A Wyoming district court judge has declined to reopen the case of a man serving life in prison for the murder and attempted rape of a female prison nurse.
A trial jury in 2006 convicted Floyd DeWayne Grady, now 47, of first-degree murder and attempted rape after reviewing evidence linking Grady with the naked, strangled and beaten dead body of Tammy Watts, a prison nurse at the Wyoming Honor Farm in Riverton.
Grady was an inmate at the farm at the time of the murder nearly two decades ago.
On Tuesday, the Teton County District Court ruled against Grady’s motion to reopen his case to perform further DNA and fingerprint testing on evidence from his case, saying Grady doesn’t have enough proof to merit the exercise. It also ruled that much of the evidence is now scientifically un-testable, and Grady doesn’t get to perform DNA testing now on some of the items that he avoided testing during his original prosecution.
“These are just a few examples of the defendant simply wishing for a do-over,” wrote District Court Judge Jason Conder in his order.
Bloody Scene: 2004
Watts arrived at her nursing job before 6 a.m. the morning of April 15, 2004.
About 15 minutes later, she was found dead and naked with her legs splayed in a pool of blood on the floor of the prison dental office. She had been strangled with an electrical cord and had suffered blunt traumatic injuries to her face and head, as well as brain bruising, court documents state.
A witness had seen Grady in the area before Watts arrived that morning. Witnesses also said Grady often would wait outside her work area before her arrival.
A few minutes after 6 a.m., he was seen again outside the building’s entrance, this time “hurried, sweaty and pale” with blood on his nose, court documents relate.
Authorities found Watts’ blood on his state-issued blue nylon jacket, which he was seen wearing shortly after the murder and which was later found in his room.
They also found her DNA on his right-handed leather glove, which was recovered from a nearby ditch. They found both Watts’ and Grady’s DNA on the left-handed glove, and Grady’s DNA on Watts’ breasts.
Grady’s fingerprints were found on the dental chair that was next to Watts’ body, the documents note.
It was later found that Grady had been to the medical office 10 times that week and that he had written several notes to Watts, some of which sexual in nature. He also had recently shaved his pubic hair.
Tried And Tried Again
Grady’s first trial in Fremont County in 2005 ended with a hung jury.
The Teton County District Court took up the case, and Grady tried at his second trial in 2006 to get the jury to consider alternate suspects. These included:
• An inmate whose shoes were found to have an unknown red substance on them that also had been found in the medical office. The same inmate was known to have “violent blackouts” during which he committed crimes, court documents note.
• An inmate whose DNA was never tested to see if he was a possible contributor to unidentified DNA found on Watts’ breasts and the dental office carpet. The same man had written a note earlier that contained lewd, sexual content and was derogatory to women – which Grady argued should be considered since Watts had received lewd notes during her work, according to case testimony.

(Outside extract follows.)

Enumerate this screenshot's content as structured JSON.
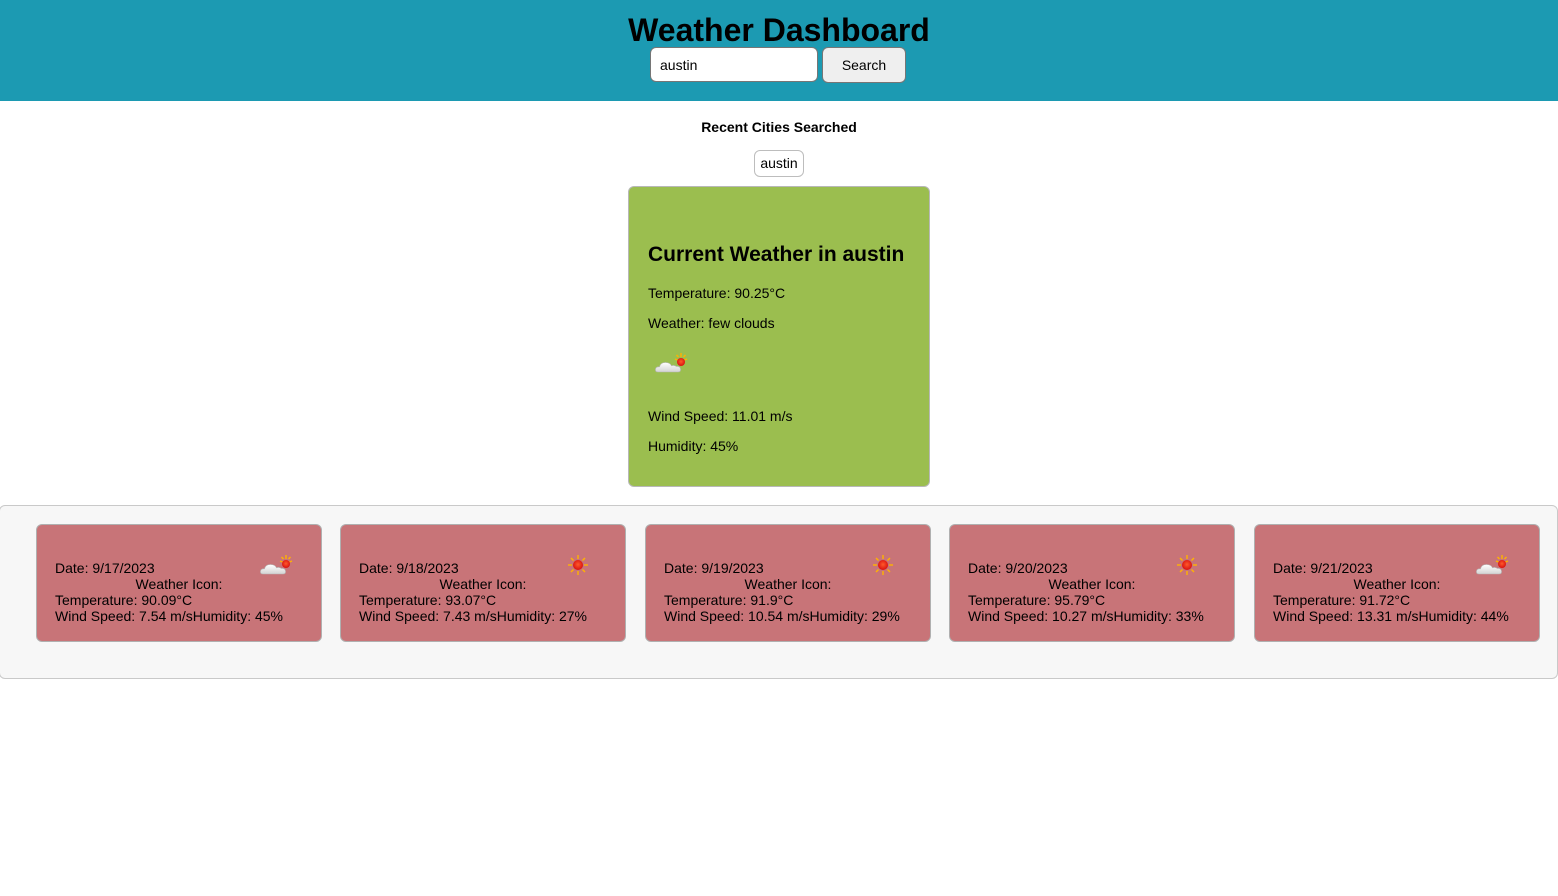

• An inmate who was “very angry” at Watts the night before the murder and whose whereabouts during the murder could not be verified. The same man had scrapes on his arms after the murder.
• An inmate that Watts’ acquaintance believed she was afraid of. A man matching that inmate’s description had reportedly said, “I had better never catch you alone.”
Both the Teton County District Court and, in 2008 following an appeal, the Wyoming Supreme Court denied Grady the chance to flesh out these suspicions at a trial, saying he didn’t establish enough nexus between any of his offered suspects and the crime to implicate one of the other men publicly in a murder.
In his Tuesday court order denying Grady the chance to reopen the case for further testing of evidence, Conder said Grady is trying again to implicate those suspects, though the Wyoming Supreme Court ruled against that strategy during his appeal in 2008.
This time, Grady asked the state to perform more DNA and fingerprint testing of more than 30 evidentiary items.
“The defendant’s motion is merely a disguised attempt to relitigate the very same issues that were rejected by the Wyoming Supreme Court,” wrote Conder.
Under Wyoming law, a court may not order DNA testing for cases in which a defendant has been convicted and did not request DNA testing or present DNA evidence during their case, either for “strategic or tactical reasons” or because they weren’t being diligent.
Many of the pieces of evidence for which Grady requested testing already were tested during his original case, the court order adds.
“In fact, a wide variety of physical evidence, including DNA evidence, was presented at trial, all of which demonstrated (Grady’s) guilt, and all of which refutes any claim that re-testing would show his actual innocence,” Conder wrote.
Conder also said he doubts whether such testing of evidence is “scientifically possible” after 19 years.
Another difficult threshold Grady’s request failed to clear, wrote the court, is evidence that a new round of testing would show his “actual innocence.”
Grady produced no such proof, wrote Conder.